▶ [RECORDS PROVIDED]
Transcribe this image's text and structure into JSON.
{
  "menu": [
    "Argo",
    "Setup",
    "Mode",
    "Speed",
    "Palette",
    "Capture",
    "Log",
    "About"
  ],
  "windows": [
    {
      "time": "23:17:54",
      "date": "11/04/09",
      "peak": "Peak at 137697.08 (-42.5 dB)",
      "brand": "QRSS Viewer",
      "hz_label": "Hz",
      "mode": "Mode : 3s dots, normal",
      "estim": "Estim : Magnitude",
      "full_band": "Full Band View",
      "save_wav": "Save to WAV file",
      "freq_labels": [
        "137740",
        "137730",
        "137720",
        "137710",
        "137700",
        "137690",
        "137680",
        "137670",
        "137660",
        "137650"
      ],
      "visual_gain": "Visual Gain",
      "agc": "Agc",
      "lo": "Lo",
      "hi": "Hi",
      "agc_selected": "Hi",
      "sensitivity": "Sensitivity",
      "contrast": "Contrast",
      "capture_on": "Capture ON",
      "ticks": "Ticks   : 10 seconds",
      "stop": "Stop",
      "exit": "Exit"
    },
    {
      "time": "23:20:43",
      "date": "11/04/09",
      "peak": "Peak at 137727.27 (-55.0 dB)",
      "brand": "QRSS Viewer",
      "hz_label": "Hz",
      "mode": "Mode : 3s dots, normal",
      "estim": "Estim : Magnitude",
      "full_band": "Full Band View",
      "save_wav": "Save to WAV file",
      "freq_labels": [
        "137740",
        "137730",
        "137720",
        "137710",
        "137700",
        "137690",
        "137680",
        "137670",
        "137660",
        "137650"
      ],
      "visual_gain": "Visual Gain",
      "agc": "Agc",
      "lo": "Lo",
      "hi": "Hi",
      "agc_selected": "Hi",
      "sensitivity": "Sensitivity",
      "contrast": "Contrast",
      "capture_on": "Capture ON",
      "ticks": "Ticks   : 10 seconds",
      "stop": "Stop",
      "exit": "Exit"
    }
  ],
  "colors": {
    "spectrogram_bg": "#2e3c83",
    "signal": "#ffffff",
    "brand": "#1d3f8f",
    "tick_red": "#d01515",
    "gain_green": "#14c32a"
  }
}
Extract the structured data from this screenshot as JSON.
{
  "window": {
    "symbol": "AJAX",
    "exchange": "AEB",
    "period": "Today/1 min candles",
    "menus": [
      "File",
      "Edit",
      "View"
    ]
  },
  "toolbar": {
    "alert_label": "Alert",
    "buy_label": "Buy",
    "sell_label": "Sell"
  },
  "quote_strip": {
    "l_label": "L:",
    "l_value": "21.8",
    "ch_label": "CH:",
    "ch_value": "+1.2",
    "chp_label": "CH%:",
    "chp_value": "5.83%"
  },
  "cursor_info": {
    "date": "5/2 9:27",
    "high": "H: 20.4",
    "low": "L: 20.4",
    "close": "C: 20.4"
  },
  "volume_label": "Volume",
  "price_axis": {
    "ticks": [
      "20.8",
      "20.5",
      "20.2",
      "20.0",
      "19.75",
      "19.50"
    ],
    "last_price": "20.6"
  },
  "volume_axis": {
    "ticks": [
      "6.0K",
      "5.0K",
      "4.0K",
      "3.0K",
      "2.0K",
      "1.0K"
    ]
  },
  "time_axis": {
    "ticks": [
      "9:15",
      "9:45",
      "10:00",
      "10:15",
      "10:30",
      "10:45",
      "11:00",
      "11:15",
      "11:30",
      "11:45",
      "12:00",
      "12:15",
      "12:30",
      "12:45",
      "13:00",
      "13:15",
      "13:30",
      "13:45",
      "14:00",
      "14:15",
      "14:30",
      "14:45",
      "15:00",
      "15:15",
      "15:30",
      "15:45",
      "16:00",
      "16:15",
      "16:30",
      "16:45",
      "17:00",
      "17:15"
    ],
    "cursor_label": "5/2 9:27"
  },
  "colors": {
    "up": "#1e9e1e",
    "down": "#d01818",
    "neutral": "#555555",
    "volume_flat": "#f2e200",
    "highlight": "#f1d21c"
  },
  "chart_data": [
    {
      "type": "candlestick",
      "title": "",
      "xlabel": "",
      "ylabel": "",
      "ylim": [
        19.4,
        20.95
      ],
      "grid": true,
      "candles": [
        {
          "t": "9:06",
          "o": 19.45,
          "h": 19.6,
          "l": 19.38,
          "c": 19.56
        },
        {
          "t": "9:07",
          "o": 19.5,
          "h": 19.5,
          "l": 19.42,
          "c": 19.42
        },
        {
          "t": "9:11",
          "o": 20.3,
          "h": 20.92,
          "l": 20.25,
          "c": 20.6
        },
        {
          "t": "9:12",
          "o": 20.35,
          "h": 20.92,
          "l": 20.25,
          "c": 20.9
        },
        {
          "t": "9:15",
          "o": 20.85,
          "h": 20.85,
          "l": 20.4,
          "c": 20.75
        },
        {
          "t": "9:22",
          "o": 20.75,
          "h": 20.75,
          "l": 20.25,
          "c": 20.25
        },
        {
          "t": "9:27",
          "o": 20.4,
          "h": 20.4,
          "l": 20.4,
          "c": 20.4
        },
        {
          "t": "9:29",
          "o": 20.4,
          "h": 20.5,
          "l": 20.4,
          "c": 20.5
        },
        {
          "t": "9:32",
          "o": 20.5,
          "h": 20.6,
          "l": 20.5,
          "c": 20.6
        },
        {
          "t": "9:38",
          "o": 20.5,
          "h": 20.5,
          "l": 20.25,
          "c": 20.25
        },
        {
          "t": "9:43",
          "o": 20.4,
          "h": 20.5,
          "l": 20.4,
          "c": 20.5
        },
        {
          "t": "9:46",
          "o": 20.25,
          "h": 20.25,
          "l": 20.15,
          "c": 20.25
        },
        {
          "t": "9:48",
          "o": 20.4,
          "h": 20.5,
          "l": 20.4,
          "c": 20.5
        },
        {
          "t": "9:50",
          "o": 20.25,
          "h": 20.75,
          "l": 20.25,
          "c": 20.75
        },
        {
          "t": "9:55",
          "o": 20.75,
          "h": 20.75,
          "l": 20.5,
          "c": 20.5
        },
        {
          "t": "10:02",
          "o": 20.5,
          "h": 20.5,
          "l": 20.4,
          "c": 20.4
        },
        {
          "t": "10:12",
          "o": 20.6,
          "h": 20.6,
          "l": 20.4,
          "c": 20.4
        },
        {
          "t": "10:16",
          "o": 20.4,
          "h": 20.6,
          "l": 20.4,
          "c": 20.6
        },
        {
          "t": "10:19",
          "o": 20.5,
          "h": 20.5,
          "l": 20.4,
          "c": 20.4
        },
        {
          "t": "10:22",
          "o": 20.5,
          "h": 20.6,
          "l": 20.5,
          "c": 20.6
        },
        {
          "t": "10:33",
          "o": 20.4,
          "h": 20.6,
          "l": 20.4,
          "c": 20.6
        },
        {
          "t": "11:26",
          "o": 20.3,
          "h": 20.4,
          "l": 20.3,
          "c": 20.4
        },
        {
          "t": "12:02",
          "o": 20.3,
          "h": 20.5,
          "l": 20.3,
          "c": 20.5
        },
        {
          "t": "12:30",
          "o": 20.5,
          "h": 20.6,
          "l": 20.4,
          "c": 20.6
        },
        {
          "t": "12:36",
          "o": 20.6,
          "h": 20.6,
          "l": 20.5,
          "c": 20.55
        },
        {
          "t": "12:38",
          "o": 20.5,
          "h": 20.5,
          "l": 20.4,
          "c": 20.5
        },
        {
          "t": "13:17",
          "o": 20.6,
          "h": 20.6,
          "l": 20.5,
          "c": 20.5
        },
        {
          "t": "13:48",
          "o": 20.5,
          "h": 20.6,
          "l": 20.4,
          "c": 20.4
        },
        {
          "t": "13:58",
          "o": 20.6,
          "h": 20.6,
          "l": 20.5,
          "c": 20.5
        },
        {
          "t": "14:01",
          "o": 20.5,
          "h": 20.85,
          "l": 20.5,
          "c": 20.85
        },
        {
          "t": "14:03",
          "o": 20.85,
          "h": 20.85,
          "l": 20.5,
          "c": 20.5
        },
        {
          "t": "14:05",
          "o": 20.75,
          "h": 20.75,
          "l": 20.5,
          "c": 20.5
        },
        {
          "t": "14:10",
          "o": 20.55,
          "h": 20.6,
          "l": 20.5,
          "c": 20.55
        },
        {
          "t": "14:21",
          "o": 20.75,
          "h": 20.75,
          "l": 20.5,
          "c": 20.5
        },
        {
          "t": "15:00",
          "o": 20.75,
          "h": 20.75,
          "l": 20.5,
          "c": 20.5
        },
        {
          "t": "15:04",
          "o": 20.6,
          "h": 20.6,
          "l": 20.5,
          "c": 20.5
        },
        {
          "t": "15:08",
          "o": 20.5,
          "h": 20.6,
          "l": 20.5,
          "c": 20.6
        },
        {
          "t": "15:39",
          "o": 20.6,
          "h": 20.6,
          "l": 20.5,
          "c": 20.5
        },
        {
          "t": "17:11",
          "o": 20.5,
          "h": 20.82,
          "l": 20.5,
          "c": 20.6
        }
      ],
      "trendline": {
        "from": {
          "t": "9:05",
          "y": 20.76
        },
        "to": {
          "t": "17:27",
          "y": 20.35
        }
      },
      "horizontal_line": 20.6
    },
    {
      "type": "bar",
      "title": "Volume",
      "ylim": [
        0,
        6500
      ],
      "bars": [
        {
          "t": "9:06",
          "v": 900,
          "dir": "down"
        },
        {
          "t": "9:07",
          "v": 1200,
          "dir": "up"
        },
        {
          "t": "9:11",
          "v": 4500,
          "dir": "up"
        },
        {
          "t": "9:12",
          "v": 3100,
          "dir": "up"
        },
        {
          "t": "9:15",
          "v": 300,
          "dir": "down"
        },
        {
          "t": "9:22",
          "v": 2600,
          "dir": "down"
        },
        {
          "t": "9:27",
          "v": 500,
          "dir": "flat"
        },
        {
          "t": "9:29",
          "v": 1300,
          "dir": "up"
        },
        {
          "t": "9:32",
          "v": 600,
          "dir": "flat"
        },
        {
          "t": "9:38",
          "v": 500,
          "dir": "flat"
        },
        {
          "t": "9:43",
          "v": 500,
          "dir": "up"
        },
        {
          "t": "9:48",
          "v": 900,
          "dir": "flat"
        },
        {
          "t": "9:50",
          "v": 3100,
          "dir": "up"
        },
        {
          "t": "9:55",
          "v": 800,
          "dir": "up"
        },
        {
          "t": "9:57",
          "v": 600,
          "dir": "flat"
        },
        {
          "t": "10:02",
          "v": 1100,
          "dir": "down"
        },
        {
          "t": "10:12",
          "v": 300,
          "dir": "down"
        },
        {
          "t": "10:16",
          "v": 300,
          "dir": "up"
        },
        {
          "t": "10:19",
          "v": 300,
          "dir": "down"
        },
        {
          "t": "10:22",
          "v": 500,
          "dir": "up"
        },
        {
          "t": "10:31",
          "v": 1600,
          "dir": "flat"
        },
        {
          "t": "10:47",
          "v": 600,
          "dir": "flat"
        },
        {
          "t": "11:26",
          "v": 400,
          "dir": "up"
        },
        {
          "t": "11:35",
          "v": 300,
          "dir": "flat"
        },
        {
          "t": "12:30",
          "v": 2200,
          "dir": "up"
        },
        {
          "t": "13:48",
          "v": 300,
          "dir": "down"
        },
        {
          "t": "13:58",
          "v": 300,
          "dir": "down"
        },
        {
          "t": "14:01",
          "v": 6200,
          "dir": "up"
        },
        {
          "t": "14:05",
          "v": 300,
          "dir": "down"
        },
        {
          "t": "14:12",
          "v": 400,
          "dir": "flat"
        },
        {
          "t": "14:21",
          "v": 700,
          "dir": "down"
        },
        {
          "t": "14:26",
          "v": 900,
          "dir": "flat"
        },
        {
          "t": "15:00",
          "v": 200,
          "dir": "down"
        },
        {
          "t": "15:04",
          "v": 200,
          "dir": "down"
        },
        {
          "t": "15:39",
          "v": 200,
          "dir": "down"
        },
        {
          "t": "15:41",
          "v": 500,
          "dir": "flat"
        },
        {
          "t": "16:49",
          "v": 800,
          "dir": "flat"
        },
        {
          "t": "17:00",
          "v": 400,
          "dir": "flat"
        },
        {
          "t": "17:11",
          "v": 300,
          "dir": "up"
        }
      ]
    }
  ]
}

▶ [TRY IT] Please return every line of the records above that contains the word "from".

▶ [SOLUTION TO THE EXERCISE]
Extract the structured data from this screenshot as JSON.
        "from": {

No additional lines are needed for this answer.